#### What is needed
Print each entry as it appears. Images stay out of the copy.

──────── Source information ────────

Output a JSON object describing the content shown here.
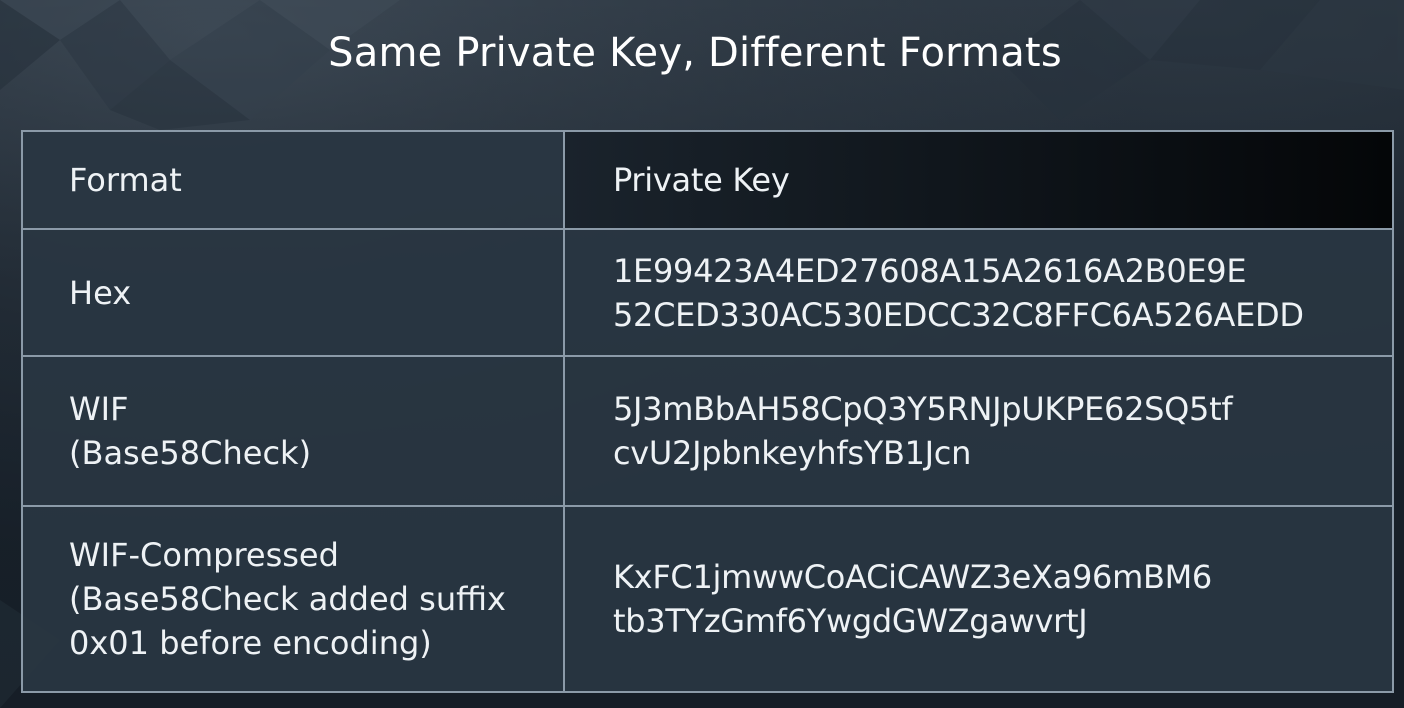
{
  "slide": {
    "title": "Same Private Key, Different Formats"
  },
  "table": {
    "headers": {
      "format": "Format",
      "private_key": "Private Key"
    },
    "rows": [
      {
        "format_lines": [
          "Hex"
        ],
        "key_lines": [
          "1E99423A4ED27608A15A2616A2B0E9E",
          "52CED330AC530EDCC32C8FFC6A526AEDD"
        ]
      },
      {
        "format_lines": [
          "WIF",
          "(Base58Check)"
        ],
        "key_lines": [
          "5J3mBbAH58CpQ3Y5RNJpUKPE62SQ5tf",
          "cvU2JpbnkeyhfsYB1Jcn"
        ]
      },
      {
        "format_lines": [
          "WIF-Compressed",
          "(Base58Check added suffix",
          "0x01 before encoding)"
        ],
        "key_lines": [
          "KxFC1jmwwCoACiCAWZ3eXa96mBM6",
          "tb3TYzGmf6YwgdGWZgawvrtJ"
        ]
      }
    ]
  },
  "colors": {
    "background": "#1f2832",
    "cell_fill": "#293642",
    "header_key_fill": "#050709",
    "grid_line": "#8b9aa8",
    "text": "#ffffff"
  }
}
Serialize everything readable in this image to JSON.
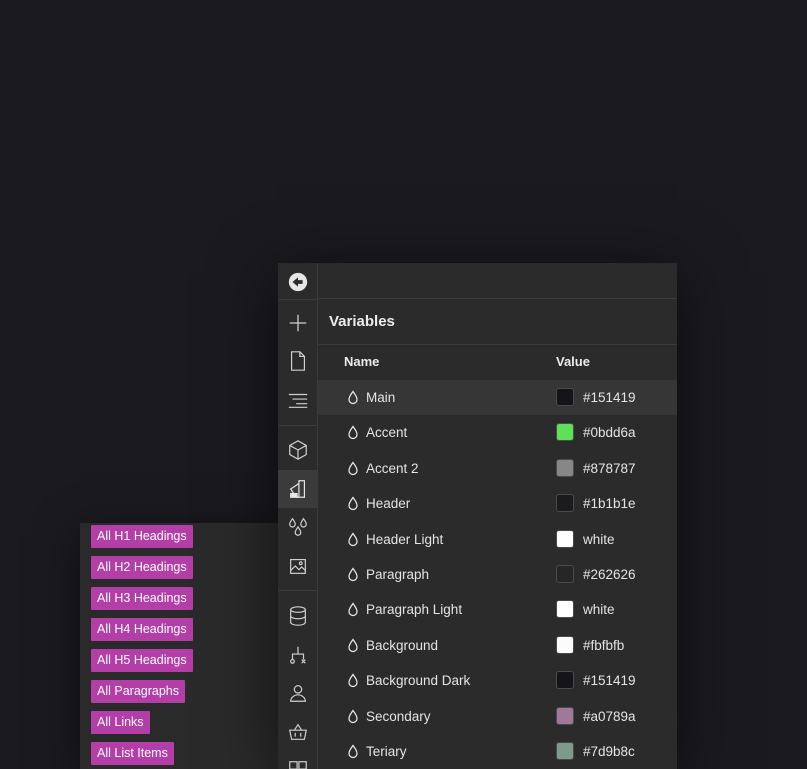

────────

#### Result of this task
Output a JSON object describing the content shown here.
{
  "slide": {
    "title": "Same Private Key, Different Formats"
  },
  "table": {
    "headers": {
      "format": "Format",
      "private_key": "Private Key"
    },
    "rows": [
      {
        "format_lines": [
          "Hex"
        ],
        "key_lines": [
          "1E99423A4ED27608A15A2616A2B0E9E",
          "52CED330AC530EDCC32C8FFC6A526AEDD"
        ]
      },
      {
        "format_lines": [
          "WIF",
          "(Base58Check)"
        ],
        "key_lines": [
          "5J3mBbAH58CpQ3Y5RNJpUKPE62SQ5tf",
          "cvU2JpbnkeyhfsYB1Jcn"
        ]
      },
      {
        "format_lines": [
          "WIF-Compressed",
          "(Base58Check added suffix",
          "0x01 before encoding)"
        ],
        "key_lines": [
          "KxFC1jmwwCoACiCAWZ3eXa96mBM6",
          "tb3TYzGmf6YwgdGWZgawvrtJ"
        ]
      }
    ]
  },
  "colors": {
    "background": "#1f2832",
    "cell_fill": "#293642",
    "header_key_fill": "#050709",
    "grid_line": "#8b9aa8",
    "text": "#ffffff"
  }
}
Serialize everything readable in this image to JSON.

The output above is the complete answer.